App and web page records:
+ + + + +

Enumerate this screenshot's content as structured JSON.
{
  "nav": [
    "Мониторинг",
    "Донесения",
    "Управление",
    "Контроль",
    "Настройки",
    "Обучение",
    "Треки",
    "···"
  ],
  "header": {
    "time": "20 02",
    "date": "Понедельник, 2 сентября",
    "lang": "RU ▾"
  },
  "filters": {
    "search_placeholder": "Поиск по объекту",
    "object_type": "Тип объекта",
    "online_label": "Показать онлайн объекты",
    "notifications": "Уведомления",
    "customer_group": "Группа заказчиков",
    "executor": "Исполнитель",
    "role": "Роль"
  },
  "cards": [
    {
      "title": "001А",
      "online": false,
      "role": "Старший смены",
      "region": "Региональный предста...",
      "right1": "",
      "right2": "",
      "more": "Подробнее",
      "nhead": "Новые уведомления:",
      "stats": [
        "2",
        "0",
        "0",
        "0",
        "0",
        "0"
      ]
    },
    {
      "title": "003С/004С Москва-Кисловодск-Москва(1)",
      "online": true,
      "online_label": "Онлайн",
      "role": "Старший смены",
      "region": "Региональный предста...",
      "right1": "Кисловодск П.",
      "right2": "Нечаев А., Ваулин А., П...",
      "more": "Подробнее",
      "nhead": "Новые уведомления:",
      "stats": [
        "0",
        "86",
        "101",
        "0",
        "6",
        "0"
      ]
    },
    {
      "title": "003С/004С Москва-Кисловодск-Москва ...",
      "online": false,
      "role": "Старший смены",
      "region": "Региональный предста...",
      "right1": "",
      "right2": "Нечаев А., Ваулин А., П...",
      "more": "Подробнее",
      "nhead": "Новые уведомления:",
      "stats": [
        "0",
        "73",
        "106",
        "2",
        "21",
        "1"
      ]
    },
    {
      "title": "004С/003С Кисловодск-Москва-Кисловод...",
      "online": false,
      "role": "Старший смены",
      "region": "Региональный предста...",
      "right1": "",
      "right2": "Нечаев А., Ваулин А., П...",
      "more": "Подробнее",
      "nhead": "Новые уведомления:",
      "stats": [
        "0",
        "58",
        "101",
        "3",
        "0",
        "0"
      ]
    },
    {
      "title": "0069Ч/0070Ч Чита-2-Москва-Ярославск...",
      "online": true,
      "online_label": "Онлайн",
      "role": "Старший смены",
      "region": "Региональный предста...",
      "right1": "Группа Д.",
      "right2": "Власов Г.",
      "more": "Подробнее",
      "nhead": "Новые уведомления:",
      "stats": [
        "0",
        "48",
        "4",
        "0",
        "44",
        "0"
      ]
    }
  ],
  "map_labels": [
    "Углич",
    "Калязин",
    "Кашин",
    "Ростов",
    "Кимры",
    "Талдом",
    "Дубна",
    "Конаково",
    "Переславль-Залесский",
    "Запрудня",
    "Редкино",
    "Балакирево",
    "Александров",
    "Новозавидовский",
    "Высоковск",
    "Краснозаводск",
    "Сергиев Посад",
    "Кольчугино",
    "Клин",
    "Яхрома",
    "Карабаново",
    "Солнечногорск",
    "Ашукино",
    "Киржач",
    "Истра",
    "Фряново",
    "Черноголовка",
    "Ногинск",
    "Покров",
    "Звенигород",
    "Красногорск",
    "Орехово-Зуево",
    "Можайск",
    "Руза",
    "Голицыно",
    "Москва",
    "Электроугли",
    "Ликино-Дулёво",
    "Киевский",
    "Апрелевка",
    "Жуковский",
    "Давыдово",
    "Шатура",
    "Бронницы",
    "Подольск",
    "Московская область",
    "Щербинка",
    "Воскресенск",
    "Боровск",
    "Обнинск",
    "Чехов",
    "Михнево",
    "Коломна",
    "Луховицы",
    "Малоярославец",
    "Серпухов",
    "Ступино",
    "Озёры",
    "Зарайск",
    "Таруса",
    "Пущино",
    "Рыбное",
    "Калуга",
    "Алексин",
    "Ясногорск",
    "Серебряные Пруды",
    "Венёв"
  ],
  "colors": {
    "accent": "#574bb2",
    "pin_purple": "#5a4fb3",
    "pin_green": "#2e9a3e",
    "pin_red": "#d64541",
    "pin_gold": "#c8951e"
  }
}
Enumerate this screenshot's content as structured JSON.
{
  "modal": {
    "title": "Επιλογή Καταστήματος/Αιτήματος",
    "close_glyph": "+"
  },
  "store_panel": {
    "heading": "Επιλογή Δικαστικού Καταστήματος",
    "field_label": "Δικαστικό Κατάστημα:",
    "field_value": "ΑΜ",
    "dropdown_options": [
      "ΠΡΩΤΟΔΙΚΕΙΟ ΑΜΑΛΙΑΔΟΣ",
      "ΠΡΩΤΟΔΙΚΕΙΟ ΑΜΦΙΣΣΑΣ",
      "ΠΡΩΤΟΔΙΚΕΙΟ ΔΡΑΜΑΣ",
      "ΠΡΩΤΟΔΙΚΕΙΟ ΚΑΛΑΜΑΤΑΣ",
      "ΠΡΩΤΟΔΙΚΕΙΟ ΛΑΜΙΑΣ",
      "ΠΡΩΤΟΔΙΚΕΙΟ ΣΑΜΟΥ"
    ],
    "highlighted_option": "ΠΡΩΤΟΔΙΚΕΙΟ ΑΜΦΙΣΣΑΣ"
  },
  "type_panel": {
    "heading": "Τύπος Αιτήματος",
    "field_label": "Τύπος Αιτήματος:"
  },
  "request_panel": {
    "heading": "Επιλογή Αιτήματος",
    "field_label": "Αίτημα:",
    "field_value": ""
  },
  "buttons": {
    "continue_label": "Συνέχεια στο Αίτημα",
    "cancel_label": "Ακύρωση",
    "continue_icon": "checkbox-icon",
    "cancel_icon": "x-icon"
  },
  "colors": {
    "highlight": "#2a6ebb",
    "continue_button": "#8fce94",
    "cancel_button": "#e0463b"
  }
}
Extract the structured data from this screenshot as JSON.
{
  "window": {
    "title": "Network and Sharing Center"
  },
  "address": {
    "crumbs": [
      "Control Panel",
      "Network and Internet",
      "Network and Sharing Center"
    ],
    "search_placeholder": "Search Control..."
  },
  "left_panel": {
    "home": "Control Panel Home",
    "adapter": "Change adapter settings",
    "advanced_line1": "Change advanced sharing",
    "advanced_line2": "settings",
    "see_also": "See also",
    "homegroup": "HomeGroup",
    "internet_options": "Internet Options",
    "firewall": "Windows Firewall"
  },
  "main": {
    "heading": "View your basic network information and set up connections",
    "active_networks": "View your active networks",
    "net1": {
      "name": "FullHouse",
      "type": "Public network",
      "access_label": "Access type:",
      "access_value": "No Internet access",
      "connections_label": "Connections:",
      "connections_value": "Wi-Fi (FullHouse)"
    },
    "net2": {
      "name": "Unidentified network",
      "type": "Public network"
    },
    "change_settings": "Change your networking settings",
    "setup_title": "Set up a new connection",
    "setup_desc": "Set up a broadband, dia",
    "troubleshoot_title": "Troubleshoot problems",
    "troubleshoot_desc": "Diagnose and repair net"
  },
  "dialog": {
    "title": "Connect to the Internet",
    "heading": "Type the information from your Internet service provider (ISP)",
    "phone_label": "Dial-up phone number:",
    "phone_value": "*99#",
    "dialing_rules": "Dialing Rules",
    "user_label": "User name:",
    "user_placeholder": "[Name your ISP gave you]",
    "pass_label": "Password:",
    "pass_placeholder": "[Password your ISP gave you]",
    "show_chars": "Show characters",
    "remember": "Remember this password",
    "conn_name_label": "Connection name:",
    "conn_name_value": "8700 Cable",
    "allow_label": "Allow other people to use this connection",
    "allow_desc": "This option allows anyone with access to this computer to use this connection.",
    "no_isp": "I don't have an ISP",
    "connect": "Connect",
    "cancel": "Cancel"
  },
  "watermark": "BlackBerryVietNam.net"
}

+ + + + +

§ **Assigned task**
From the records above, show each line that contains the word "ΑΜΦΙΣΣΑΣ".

§ **Expected output**
      "ΠΡΩΤΟΔΙΚΕΙΟ ΑΜΦΙΣΣΑΣ",
    "highlighted_option": "ΠΡΩΤΟΔΙΚΕΙΟ ΑΜΦΙΣΣΑΣ"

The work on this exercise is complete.